WORK ITEM:
Could you restate the entries below word for word?

Data records for software interfaces

-*-*-

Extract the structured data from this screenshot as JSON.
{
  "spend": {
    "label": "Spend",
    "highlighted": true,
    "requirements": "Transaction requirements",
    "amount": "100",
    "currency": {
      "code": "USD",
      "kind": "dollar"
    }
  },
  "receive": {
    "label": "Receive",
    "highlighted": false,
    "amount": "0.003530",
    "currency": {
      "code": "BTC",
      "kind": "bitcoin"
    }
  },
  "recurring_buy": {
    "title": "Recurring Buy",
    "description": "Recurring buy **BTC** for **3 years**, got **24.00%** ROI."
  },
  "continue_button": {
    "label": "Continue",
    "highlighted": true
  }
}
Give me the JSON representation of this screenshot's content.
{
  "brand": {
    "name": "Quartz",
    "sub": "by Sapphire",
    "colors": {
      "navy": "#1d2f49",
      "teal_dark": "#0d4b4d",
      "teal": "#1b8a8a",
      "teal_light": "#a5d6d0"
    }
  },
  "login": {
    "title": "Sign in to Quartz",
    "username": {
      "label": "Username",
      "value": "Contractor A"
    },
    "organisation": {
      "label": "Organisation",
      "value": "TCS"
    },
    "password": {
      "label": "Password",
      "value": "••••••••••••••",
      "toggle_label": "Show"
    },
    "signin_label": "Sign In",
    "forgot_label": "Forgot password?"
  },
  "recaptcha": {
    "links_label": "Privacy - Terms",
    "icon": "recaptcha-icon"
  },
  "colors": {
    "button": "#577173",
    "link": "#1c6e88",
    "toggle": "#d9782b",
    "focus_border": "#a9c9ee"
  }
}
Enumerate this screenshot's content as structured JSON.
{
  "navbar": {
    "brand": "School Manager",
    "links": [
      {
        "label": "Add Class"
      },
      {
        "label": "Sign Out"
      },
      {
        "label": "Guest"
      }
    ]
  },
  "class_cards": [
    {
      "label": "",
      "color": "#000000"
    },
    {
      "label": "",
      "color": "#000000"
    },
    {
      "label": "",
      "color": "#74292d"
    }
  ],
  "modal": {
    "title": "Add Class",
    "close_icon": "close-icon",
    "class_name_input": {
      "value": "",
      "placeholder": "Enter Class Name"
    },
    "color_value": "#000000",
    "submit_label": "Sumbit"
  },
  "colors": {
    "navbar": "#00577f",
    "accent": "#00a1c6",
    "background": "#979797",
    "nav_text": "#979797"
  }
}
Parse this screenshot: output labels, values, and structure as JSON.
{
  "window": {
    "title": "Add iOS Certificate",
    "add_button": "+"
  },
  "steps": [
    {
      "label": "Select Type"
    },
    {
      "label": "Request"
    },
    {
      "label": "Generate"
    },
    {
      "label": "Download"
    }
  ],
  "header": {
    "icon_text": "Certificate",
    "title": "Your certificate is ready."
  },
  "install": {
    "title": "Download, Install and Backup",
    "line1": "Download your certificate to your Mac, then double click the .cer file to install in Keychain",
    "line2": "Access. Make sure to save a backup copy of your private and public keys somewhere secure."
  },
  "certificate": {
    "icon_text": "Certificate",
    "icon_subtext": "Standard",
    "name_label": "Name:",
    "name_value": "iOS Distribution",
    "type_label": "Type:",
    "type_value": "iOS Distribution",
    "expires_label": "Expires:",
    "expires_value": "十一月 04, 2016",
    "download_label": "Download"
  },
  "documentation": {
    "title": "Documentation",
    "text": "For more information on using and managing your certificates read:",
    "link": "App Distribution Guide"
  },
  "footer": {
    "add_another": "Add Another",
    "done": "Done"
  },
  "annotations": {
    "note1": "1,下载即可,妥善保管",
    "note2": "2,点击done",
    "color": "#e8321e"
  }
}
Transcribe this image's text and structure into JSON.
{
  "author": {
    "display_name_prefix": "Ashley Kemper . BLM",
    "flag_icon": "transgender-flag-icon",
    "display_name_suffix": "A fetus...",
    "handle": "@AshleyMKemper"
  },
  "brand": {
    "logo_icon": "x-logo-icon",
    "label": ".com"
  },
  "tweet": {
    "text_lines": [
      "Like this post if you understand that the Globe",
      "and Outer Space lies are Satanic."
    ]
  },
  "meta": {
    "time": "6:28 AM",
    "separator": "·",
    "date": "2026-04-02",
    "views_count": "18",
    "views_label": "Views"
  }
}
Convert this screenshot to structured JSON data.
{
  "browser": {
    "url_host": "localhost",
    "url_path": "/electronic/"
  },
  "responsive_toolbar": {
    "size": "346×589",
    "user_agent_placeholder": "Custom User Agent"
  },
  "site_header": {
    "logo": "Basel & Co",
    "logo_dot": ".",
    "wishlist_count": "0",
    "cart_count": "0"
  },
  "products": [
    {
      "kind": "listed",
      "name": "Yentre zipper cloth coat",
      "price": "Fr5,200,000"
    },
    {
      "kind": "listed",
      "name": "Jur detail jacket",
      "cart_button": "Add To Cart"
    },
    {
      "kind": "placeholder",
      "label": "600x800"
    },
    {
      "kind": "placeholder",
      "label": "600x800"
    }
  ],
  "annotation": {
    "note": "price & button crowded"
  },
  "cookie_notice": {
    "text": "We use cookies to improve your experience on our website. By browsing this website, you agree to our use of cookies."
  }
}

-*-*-

EXERCISE SOLUTION:
Extract the structured data from this screenshot as JSON.
{
  "spend": {
    "label": "Spend",
    "highlighted": true,
    "requirements": "Transaction requirements",
    "amount": "100",
    "currency": {
      "code": "USD",
      "kind": "dollar"
    }
  },
  "receive": {
    "label": "Receive",
    "highlighted": false,
    "amount": "0.003530",
    "currency": {
      "code": "BTC",
      "kind": "bitcoin"
    }
  },
  "recurring_buy": {
    "title": "Recurring Buy",
    "description": "Recurring buy **BTC** for **3 years**, got **24.00%** ROI."
  },
  "continue_button": {
    "label": "Continue",
    "highlighted": true
  }
}
Give me the JSON representation of this screenshot's content.
{
  "brand": {
    "name": "Quartz",
    "sub": "by Sapphire",
    "colors": {
      "navy": "#1d2f49",
      "teal_dark": "#0d4b4d",
      "teal": "#1b8a8a",
      "teal_light": "#a5d6d0"
    }
  },
  "login": {
    "title": "Sign in to Quartz",
    "username": {
      "label": "Username",
      "value": "Contractor A"
    },
    "organisation": {
      "label": "Organisation",
      "value": "TCS"
    },
    "password": {
      "label": "Password",
      "value": "••••••••••••••",
      "toggle_label": "Show"
    },
    "signin_label": "Sign In",
    "forgot_label": "Forgot password?"
  },
  "recaptcha": {
    "links_label": "Privacy - Terms",
    "icon": "recaptcha-icon"
  },
  "colors": {
    "button": "#577173",
    "link": "#1c6e88",
    "toggle": "#d9782b",
    "focus_border": "#a9c9ee"
  }
}
Enumerate this screenshot's content as structured JSON.
{
  "navbar": {
    "brand": "School Manager",
    "links": [
      {
        "label": "Add Class"
      },
      {
        "label": "Sign Out"
      },
      {
        "label": "Guest"
      }
    ]
  },
  "class_cards": [
    {
      "label": "",
      "color": "#000000"
    },
    {
      "label": "",
      "color": "#000000"
    },
    {
      "label": "",
      "color": "#74292d"
    }
  ],
  "modal": {
    "title": "Add Class",
    "close_icon": "close-icon",
    "class_name_input": {
      "value": "",
      "placeholder": "Enter Class Name"
    },
    "color_value": "#000000",
    "submit_label": "Sumbit"
  },
  "colors": {
    "navbar": "#00577f",
    "accent": "#00a1c6",
    "background": "#979797",
    "nav_text": "#979797"
  }
}
Parse this screenshot: output labels, values, and structure as JSON.
{
  "window": {
    "title": "Add iOS Certificate",
    "add_button": "+"
  },
  "steps": [
    {
      "label": "Select Type"
    },
    {
      "label": "Request"
    },
    {
      "label": "Generate"
    },
    {
      "label": "Download"
    }
  ],
  "header": {
    "icon_text": "Certificate",
    "title": "Your certificate is ready."
  },
  "install": {
    "title": "Download, Install and Backup",
    "line1": "Download your certificate to your Mac, then double click the .cer file to install in Keychain",
    "line2": "Access. Make sure to save a backup copy of your private and public keys somewhere secure."
  },
  "certificate": {
    "icon_text": "Certificate",
    "icon_subtext": "Standard",
    "name_label": "Name:",
    "name_value": "iOS Distribution",
    "type_label": "Type:",
    "type_value": "iOS Distribution",
    "expires_label": "Expires:",
    "expires_value": "十一月 04, 2016",
    "download_label": "Download"
  },
  "documentation": {
    "title": "Documentation",
    "text": "For more information on using and managing your certificates read:",
    "link": "App Distribution Guide"
  },
  "footer": {
    "add_another": "Add Another",
    "done": "Done"
  },
  "annotations": {
    "note1": "1,下载即可,妥善保管",
    "note2": "2,点击done",
    "color": "#e8321e"
  }
}
Transcribe this image's text and structure into JSON.
{
  "author": {
    "display_name_prefix": "Ashley Kemper . BLM",
    "flag_icon": "transgender-flag-icon",
    "display_name_suffix": "A fetus...",
    "handle": "@AshleyMKemper"
  },
  "brand": {
    "logo_icon": "x-logo-icon",
    "label": ".com"
  },
  "tweet": {
    "text_lines": [
      "Like this post if you understand that the Globe",
      "and Outer Space lies are Satanic."
    ]
  },
  "meta": {
    "time": "6:28 AM",
    "separator": "·",
    "date": "2026-04-02",
    "views_count": "18",
    "views_label": "Views"
  }
}
Convert this screenshot to structured JSON data.
{
  "browser": {
    "url_host": "localhost",
    "url_path": "/electronic/"
  },
  "responsive_toolbar": {
    "size": "346×589",
    "user_agent_placeholder": "Custom User Agent"
  },
  "site_header": {
    "logo": "Basel & Co",
    "logo_dot": ".",
    "wishlist_count": "0",
    "cart_count": "0"
  },
  "products": [
    {
      "kind": "listed",
      "name": "Yentre zipper cloth coat",
      "price": "Fr5,200,000"
    },
    {
      "kind": "listed",
      "name": "Jur detail jacket",
      "cart_button": "Add To Cart"
    },
    {
      "kind": "placeholder",
      "label": "600x800"
    },
    {
      "kind": "placeholder",
      "label": "600x800"
    }
  ],
  "annotation": {
    "note": "price & button crowded"
  },
  "cookie_notice": {
    "text": "We use cookies to improve your experience on our website. By browsing this website, you agree to our use of cookies."
  }
}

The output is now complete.